#### Dataset records:
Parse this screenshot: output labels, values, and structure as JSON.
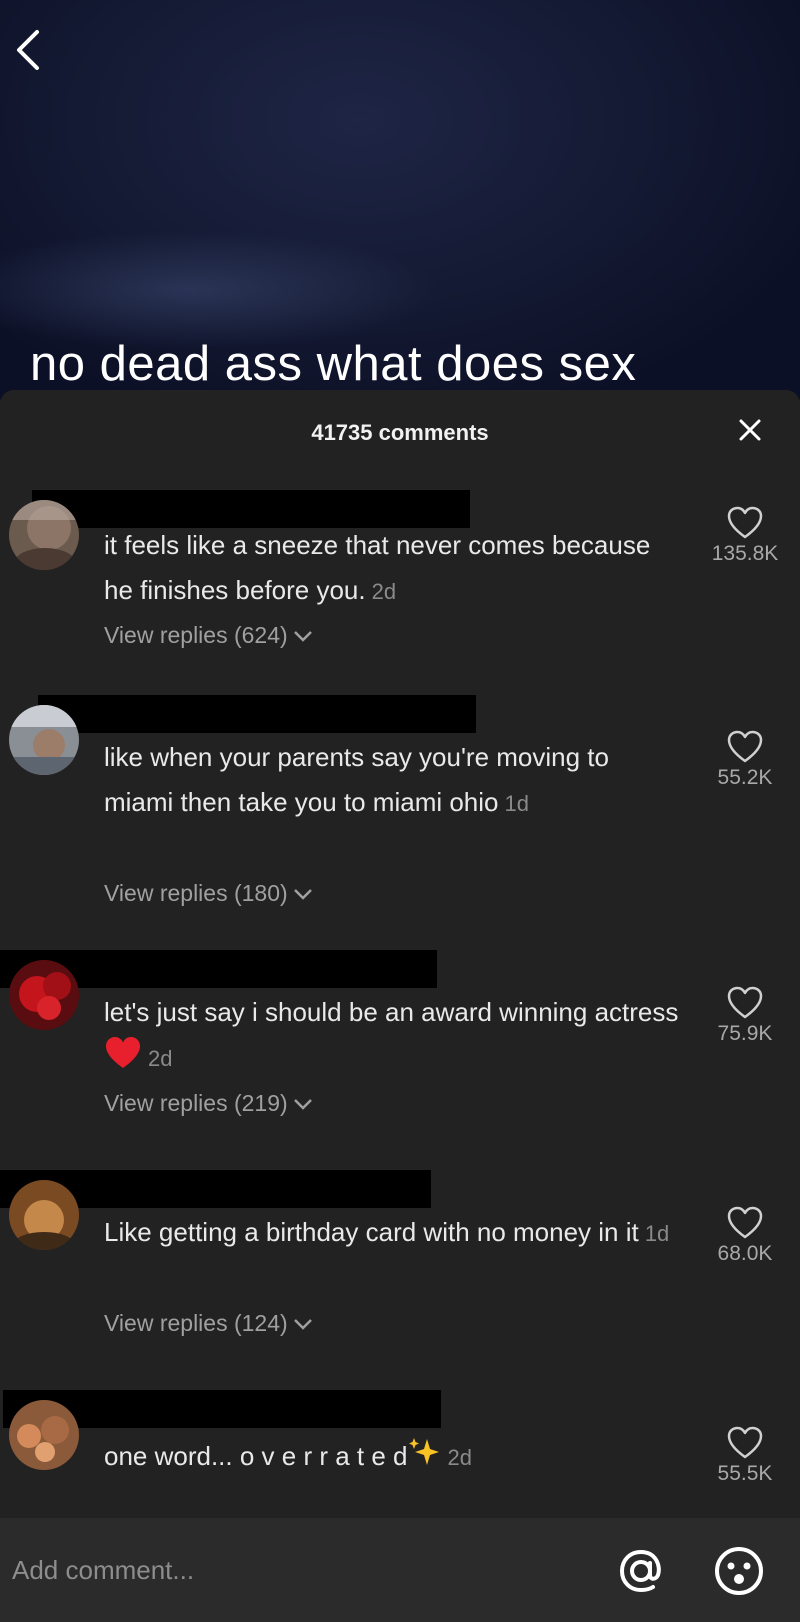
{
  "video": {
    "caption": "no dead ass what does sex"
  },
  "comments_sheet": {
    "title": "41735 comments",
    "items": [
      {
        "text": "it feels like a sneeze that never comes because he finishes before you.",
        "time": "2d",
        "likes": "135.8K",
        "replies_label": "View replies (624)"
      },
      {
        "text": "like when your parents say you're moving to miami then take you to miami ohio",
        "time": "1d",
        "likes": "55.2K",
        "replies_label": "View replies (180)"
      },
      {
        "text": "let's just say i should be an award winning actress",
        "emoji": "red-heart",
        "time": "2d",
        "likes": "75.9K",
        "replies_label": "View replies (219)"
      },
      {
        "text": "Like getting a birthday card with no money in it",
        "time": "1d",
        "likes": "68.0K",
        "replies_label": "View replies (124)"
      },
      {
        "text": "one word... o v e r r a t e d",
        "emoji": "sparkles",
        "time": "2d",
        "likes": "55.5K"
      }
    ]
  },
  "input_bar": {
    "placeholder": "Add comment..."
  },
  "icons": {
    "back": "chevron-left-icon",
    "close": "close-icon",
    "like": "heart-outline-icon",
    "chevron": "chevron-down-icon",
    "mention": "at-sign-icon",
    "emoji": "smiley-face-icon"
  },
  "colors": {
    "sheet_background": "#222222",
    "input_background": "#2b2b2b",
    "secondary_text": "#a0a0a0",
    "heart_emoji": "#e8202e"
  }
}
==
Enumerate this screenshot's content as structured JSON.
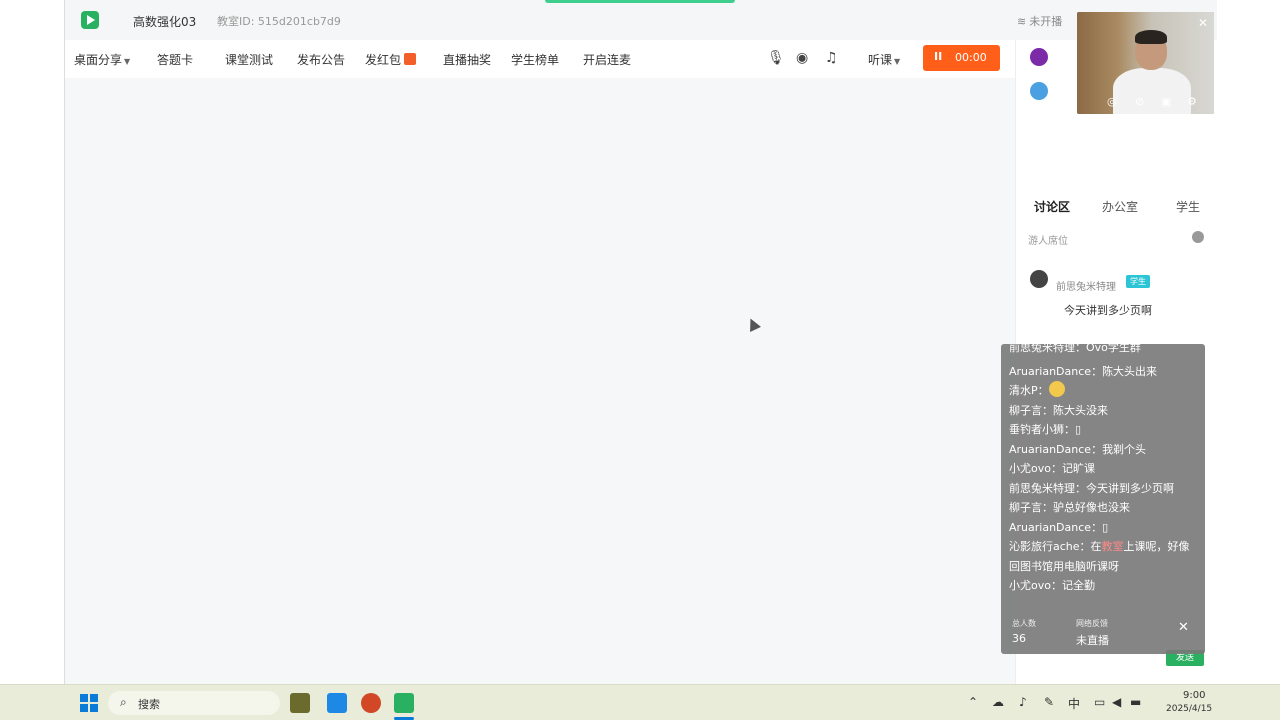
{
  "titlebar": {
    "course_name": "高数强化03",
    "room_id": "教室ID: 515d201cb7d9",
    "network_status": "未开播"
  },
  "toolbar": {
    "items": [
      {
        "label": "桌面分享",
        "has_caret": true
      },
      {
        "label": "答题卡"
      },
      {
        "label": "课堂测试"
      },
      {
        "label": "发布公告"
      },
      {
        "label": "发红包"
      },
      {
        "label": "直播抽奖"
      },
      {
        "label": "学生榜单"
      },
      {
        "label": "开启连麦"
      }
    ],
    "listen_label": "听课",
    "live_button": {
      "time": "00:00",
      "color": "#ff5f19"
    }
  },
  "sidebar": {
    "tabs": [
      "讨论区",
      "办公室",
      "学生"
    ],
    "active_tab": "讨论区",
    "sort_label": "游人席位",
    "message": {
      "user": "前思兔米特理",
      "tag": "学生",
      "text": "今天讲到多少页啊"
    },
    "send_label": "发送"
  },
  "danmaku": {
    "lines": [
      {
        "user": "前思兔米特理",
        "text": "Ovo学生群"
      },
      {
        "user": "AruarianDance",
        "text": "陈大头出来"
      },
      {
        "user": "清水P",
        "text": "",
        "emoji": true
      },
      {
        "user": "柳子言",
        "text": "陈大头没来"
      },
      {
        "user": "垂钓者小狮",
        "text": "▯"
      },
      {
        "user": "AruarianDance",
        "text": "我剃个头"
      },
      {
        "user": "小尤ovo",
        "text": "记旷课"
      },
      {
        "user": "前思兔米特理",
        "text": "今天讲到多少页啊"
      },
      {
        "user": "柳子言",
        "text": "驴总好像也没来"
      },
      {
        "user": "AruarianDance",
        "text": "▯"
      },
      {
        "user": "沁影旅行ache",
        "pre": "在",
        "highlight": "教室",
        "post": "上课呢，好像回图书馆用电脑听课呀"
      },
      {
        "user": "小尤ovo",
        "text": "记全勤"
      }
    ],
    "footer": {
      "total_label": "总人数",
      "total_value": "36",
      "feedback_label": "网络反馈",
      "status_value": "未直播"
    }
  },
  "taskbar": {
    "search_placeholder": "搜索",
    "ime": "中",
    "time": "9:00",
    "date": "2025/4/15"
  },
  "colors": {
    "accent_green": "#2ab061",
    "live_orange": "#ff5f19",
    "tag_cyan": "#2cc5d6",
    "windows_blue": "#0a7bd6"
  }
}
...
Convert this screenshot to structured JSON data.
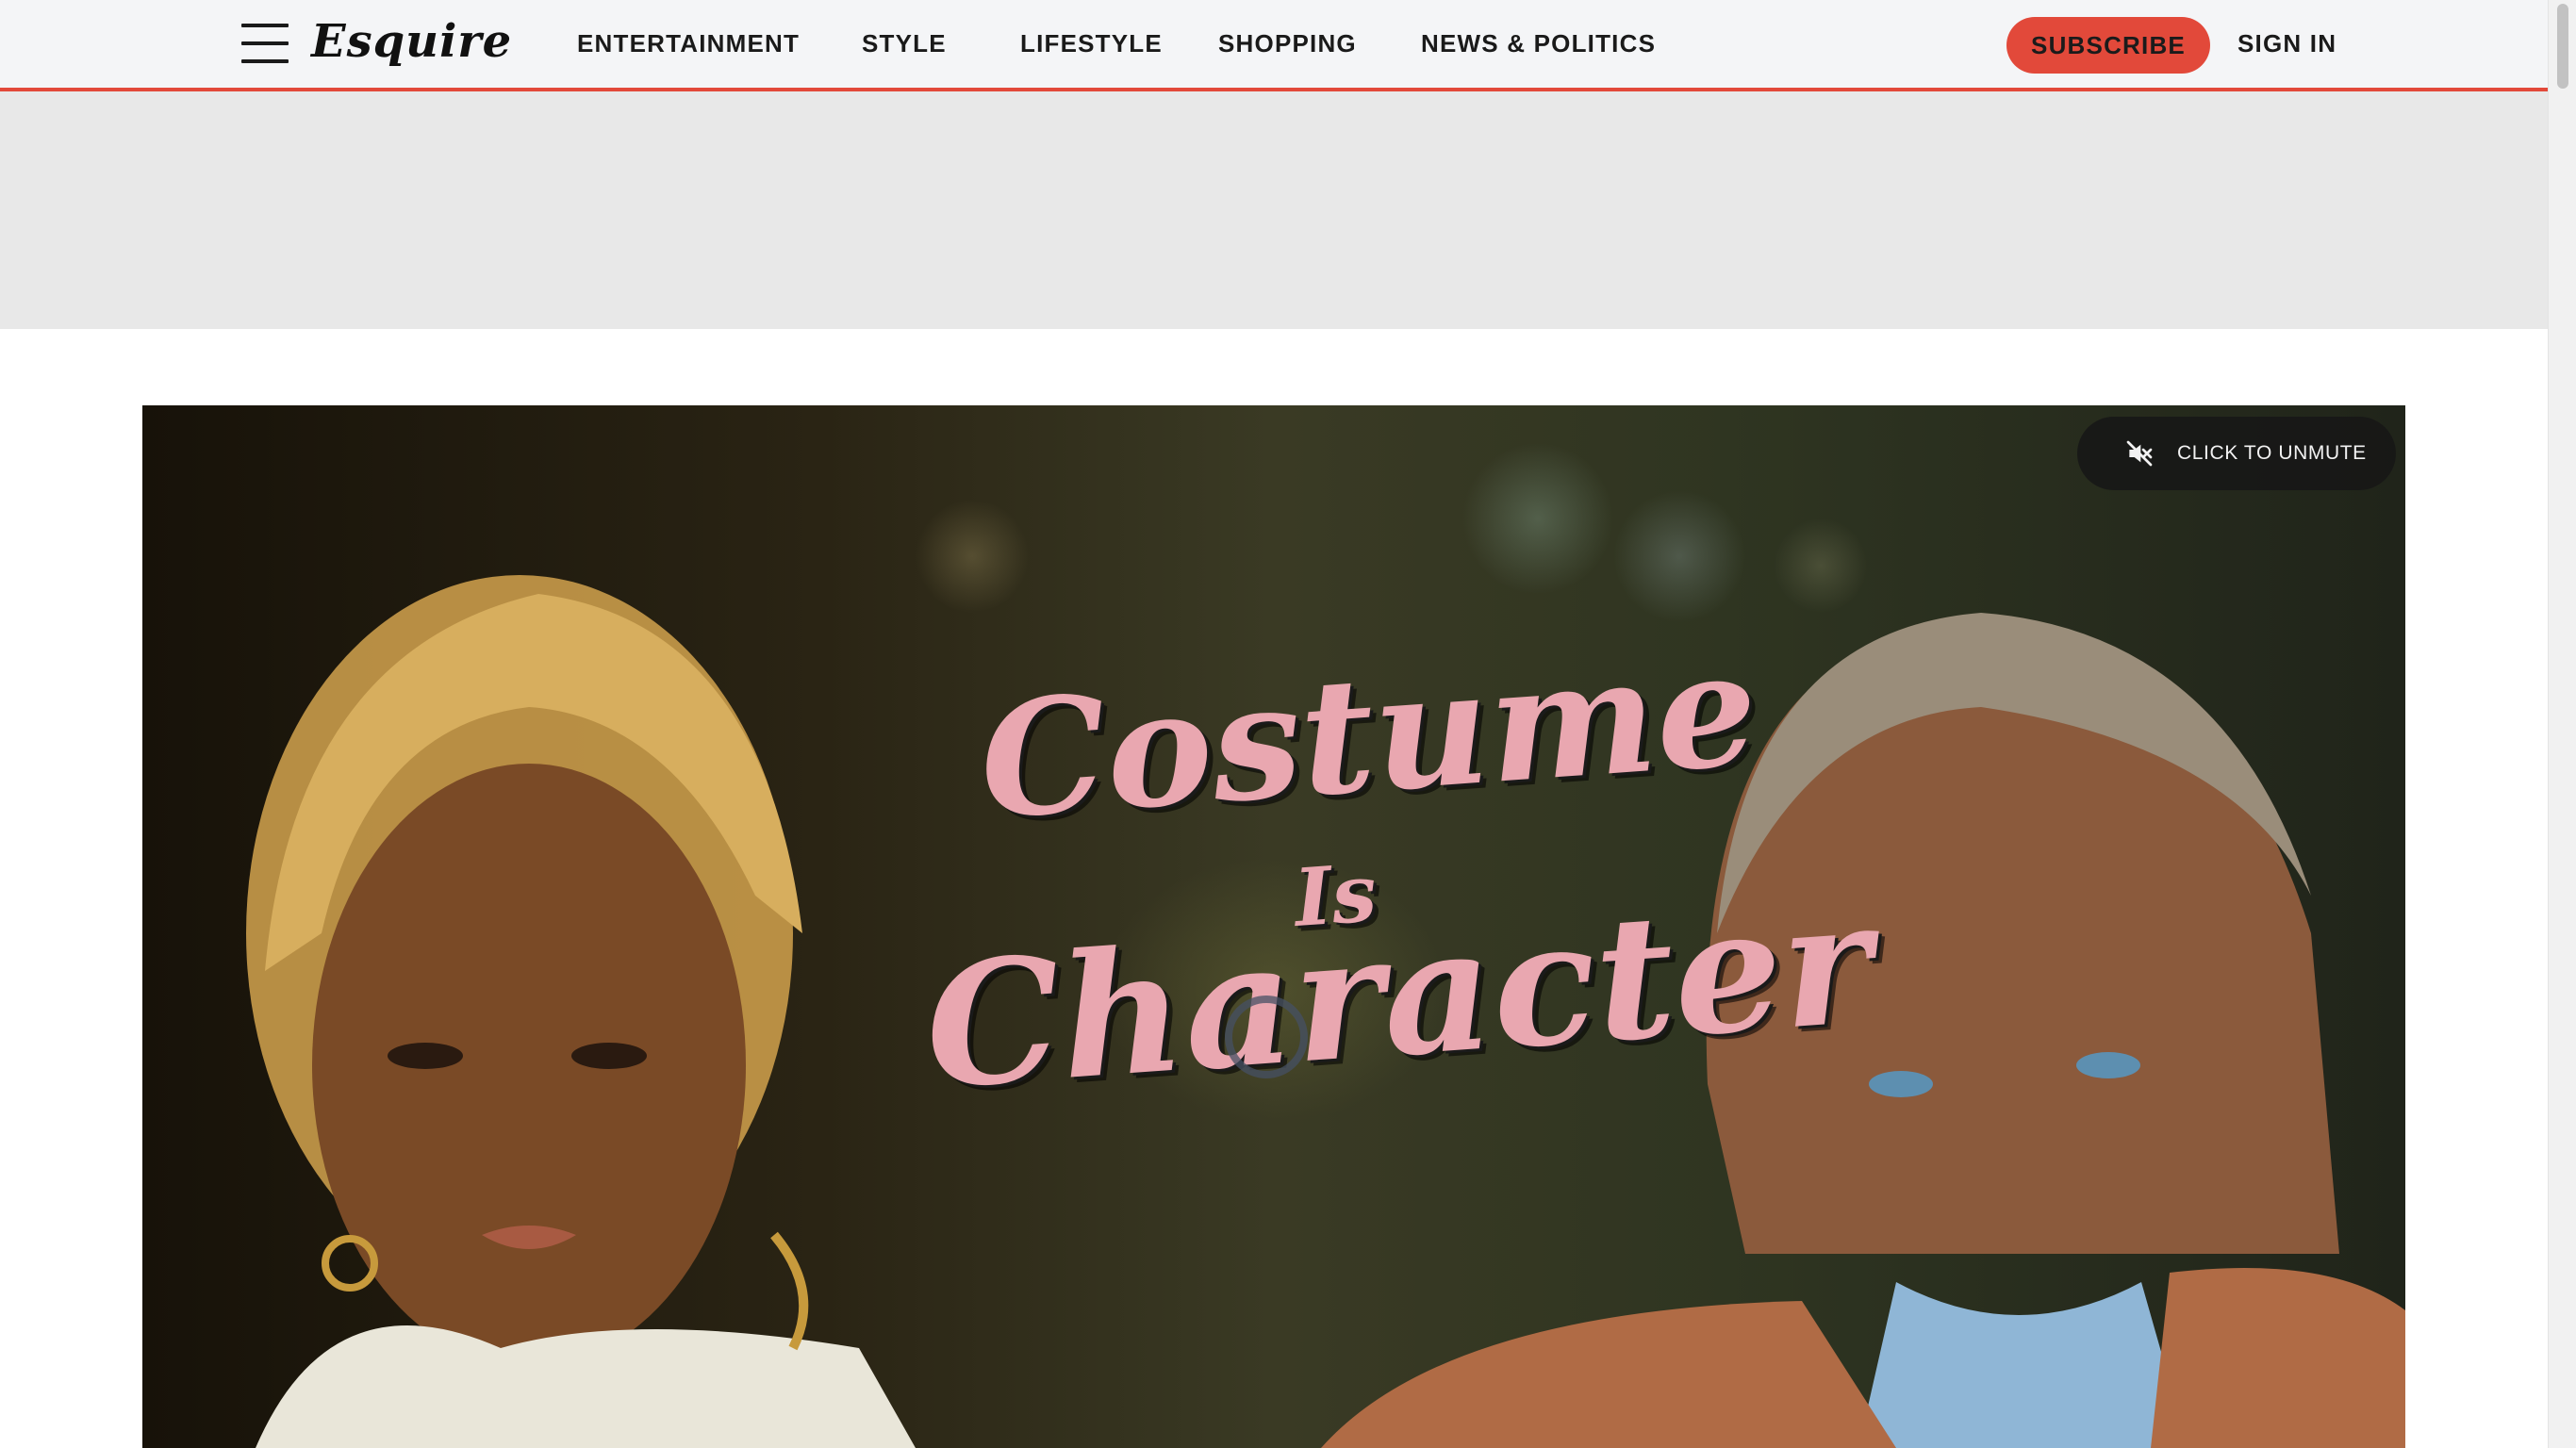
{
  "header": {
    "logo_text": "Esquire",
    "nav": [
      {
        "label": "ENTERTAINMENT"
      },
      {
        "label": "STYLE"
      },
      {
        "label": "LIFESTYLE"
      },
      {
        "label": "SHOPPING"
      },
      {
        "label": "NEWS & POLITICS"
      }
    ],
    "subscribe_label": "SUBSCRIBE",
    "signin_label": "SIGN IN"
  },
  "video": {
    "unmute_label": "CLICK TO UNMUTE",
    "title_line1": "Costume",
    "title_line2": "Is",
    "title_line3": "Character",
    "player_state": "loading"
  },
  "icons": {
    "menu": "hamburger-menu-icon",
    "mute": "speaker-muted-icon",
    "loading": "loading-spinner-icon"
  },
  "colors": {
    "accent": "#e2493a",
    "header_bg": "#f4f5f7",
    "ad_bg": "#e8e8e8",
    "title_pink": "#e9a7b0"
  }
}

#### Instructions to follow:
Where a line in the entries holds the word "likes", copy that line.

#### Your response:
        "likes": "135.8K",
        "likes": "55.2K",
        "likes": "75.9K",
        "likes": "68.0K",
        "likes": "55.5K"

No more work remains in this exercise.